PROBLEM DESCRIPTION: Going through the data below, copy out each line where the word "value" shows up.

GIVEN DATA:
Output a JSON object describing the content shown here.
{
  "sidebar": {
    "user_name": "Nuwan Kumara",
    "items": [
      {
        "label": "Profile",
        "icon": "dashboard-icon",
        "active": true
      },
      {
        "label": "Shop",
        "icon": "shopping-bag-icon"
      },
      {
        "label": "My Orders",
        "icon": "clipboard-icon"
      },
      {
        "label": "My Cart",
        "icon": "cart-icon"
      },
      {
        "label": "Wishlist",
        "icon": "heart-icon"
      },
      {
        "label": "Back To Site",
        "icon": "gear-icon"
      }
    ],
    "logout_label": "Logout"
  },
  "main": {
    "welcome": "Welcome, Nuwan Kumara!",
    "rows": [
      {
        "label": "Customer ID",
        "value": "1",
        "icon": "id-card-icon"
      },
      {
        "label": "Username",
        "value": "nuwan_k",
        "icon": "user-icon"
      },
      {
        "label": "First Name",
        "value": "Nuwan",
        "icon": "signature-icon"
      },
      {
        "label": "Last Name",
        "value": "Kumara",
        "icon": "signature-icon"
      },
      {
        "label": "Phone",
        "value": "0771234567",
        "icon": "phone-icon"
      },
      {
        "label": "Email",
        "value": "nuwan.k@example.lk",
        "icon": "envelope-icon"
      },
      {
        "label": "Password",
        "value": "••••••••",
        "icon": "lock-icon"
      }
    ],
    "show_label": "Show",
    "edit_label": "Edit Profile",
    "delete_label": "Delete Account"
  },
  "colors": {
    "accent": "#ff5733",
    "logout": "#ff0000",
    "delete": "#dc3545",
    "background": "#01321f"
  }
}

SOLUTION TO THIS PROBLEM:
        "value": "1",
        "value": "nuwan_k",
        "value": "Nuwan",
        "value": "Kumara",
        "value": "0771234567",
        "value": "nuwan.k@example.lk",
        "value": "••••••••",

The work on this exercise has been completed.